Because of the name Prudence and the sense of destiny that comes with it, I always felt I had to live up to the highest expectations. People would notice me and ask if I was prudent. Did I even know what prudence means? Or they would tell me I was anything but prudent, so how did I get the name Prudence? I was in second-grade religion class when I first became aware of my name’s significance. The class was told that prudence is a cardinal virtue. I felt so proud. Prudence is the sister of wisdom. Prudence is the knowledge of the most Holy of Holies.
Dear Prudence, like a little child
The clouds will be a daisy chain
So let me see you smile again
Although I was born in Los Angeles, my life, as I know it, really began in Rishikesh, India, in 1968. Arriving in New Delhi in mid-January, I traveled to Rishikesh by car with my sister Mia Farrow and Maharishi Mahesh Yogi. My path would then cross with John Lennon and George Harrison, of The Beatles, as they joined the meditation course also searching inward for their own personal answers.

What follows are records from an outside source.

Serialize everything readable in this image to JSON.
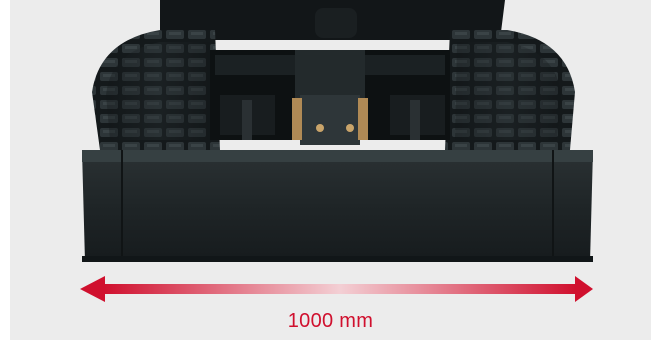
{
  "dimension": {
    "value_label": "1000 mm",
    "arrow_color": "#d0102e"
  },
  "scene": {
    "background_color": "#ececec",
    "machine_color": "#1e2325",
    "accent_color": "#b08a55",
    "icons": [
      "excavator-dozer-blade-image",
      "double-arrow-icon"
    ]
  }
}
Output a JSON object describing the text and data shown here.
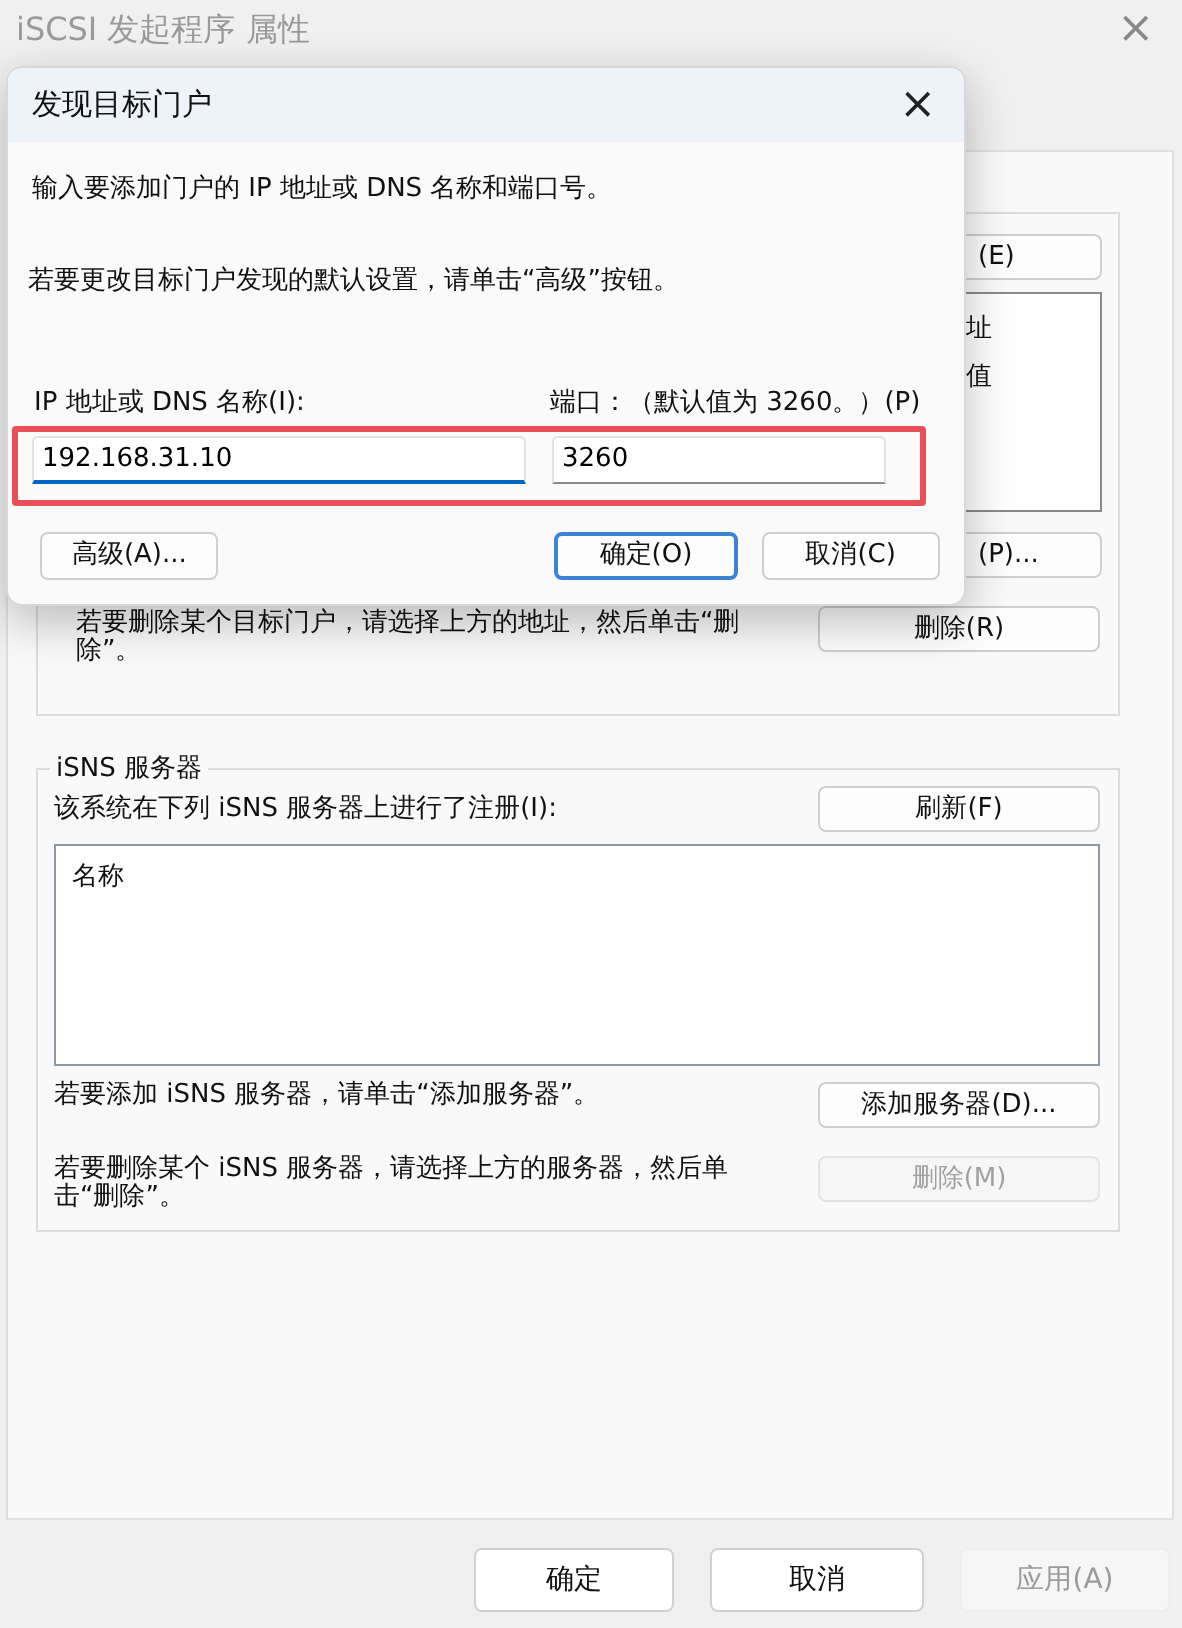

Maharishi Mahesh Yogi
My new environment was alien to anything I had ever experienced. Maharishi’s academy was perched high on a cliff overlooking the Ganges River at the end of an enormous wild jungle sanctuary. Surrounded by the exotic sounds of the jungle nightlife and feeling particularly vulnerable, I reflected on my life’s journey and how it had brought me to this point. The great roar of the river could be heard gently thundering in the background below. I felt the gravity of hundreds of years of great souls who braved the harsh elements of a rugged life to pursue deep meditation alone in the jungles along the Ganges River as it first issues forth from the base of the Himalayan Mountain Range.
Meditation chambers, now in ruins, at Maharishi’s former ashram in Rishikesh

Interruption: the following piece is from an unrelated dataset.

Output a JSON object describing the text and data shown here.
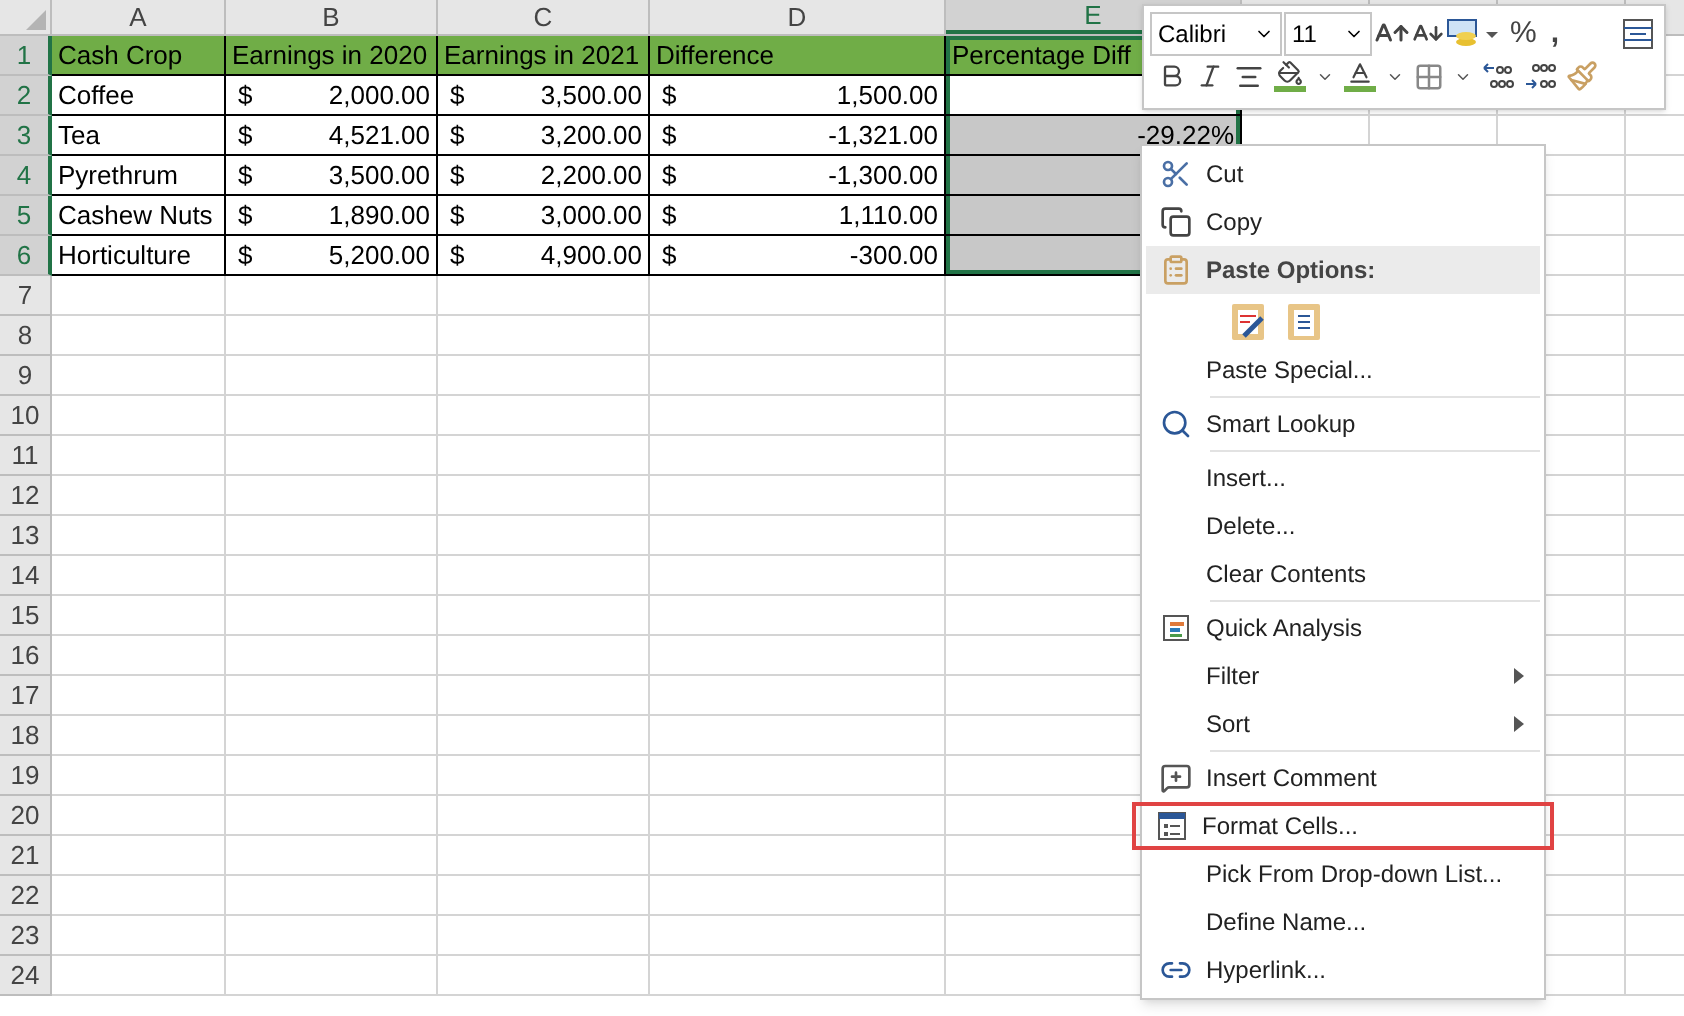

My first night in Rishikesh as I lay shivering in my bed beneath layers of blankets, I felt a mixture of elation and apprehension. I had dreamed of coming here to meditate, and finally it was happening. Yet there was the realization that I would be cloistered thousands of miles away from home for three months of intensive self-reflection and deep meditation. I told myself that I had asked for this. Driven by a relentless passion to reach deep inside, I had prayed day and night that I be brought to India to experience the profound wisdom of its ancient sages. Now I was finally here and the reality was both glorious and very frightening.
My life up to this point, however misguided, was ultimately a quest for the truth. What does that mean? I was looking to make sense of my existence. This did not necessarily mean intellectual sense but sense to my soul, my core. I needed to find peace, true peace inside myself. My spiritual quest began in the most unlikely of places—in Beverly Hills with Hollywood film parents. In the end, I found my salvation in Rishikesh.
Watch it: The Beatles–Dear Prudence